Skin cancer: what is it?
There are three types of lesions:
- Actinic keratosis and solar keratosis: These very common lesions are not skin cancers. They are scaly patches that are rough to the touch and tend to recur on the surface of the skin. They appear following prolonged and repeated sun exposure. They indicate that the skin has lost its natural ability to protect itself against the sun and its UV rays. Some of them can lead to the development of skin cancer.
- Carcinoma: They represent 90% of skin cancers and are mainly caused by frequent and repeated sun exposure during adulthood. Early detection means carcinomas can be treated since they are slow growing. Since carcinomas are generally located on the face, late detection can lead to unsightly scarring. Therefore, it is essential that you consult a dermatologist if you have any doubts.

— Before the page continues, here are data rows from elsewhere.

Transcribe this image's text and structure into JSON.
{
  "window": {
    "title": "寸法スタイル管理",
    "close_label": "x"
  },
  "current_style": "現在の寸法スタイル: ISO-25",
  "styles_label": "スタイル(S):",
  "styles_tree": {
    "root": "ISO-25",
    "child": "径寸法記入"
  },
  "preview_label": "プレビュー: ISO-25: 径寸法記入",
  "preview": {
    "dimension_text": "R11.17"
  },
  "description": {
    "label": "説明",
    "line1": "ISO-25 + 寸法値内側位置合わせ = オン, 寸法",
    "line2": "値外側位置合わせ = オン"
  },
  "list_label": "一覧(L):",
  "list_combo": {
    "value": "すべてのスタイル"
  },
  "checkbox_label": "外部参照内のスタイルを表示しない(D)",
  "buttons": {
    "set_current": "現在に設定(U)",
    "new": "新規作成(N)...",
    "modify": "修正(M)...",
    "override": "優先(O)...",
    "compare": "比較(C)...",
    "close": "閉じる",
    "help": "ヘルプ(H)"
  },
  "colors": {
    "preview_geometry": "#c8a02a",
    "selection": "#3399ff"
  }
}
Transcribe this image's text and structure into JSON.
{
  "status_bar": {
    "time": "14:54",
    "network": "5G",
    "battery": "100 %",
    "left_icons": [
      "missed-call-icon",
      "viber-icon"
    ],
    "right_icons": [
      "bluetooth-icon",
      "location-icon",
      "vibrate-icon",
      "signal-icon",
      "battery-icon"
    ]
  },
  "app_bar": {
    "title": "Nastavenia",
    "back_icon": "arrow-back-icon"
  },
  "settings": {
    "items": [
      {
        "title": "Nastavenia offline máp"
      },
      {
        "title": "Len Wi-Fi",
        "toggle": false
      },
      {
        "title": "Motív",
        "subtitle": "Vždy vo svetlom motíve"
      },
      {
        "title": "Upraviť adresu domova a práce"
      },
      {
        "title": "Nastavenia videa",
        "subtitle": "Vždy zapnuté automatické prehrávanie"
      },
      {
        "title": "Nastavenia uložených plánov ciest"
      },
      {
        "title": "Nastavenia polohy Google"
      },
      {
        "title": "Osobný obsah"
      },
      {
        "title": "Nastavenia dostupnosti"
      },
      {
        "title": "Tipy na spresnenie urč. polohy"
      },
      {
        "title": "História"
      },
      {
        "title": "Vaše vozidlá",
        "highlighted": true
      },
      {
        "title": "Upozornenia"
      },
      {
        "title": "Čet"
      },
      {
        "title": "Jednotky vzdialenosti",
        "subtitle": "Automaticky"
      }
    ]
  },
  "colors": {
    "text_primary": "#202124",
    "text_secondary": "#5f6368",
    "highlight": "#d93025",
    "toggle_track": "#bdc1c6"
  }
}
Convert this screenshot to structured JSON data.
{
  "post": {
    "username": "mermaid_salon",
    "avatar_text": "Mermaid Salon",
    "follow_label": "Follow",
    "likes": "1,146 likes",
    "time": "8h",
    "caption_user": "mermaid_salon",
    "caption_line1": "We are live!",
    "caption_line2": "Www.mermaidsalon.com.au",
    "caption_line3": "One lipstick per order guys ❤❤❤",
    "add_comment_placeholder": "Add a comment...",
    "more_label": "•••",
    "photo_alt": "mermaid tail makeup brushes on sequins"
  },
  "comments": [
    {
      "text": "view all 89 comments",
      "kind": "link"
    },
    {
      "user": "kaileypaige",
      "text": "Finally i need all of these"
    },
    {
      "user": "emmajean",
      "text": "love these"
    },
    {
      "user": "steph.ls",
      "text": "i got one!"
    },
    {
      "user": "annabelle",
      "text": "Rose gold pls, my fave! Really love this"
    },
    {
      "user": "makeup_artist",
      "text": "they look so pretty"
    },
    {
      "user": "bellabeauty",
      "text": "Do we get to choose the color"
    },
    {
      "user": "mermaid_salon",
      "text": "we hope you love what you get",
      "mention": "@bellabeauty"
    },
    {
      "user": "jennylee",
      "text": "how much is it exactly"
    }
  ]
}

- Melanoma: A malignant tumour. This is the most dangerous kind of skin cancer because it can put the patient's life at risk. It appears as a result of short intense bursts of sun exposure such as those that cause sunburn. It takes the form of brown or black spots on healthy skin. And in 35% of cases, it concerns a pre-existing mole. Diagnosed during its first stage of development, it can be completely cured with medical treatment. If you discover a suspicious lesion, it is therefore vital that you consult a dermatologist.
Artificial UV rays: A safe way to tan?
Natural tanning is a defence mechanism against UVB rays. Tanning beds, however, use painless and insidious UVA rays. The UVA rays that produce fake tans are responsible for the premature aging of the skin and increase the risk of developing skin cancer.
Good habits for sun safety
- Avoid sun exposure during the times of day when there is strong sunlight: 50 to 70% of skin cancers are linked to overexposure to UVB and UVA rays.
- Reduce children's exposure to the sun: 80% of skin damage caused by the sun occurs before the age of 18. The damage caused by exposing your skin to the sun and to strong sunlight between childhood and adulthood leads to the development of skin cancer.
- Use a very high factor sunscreen that protects against both UVB and UVA rays, remember to reapply it every two hours, and wear sunglasses and a hat.
- Consult a dermatologist if a skin lesion appears or if you observe any changes in a mole. Between doctors' visits, stay vigilant and monitor your moles using the Mole Checker!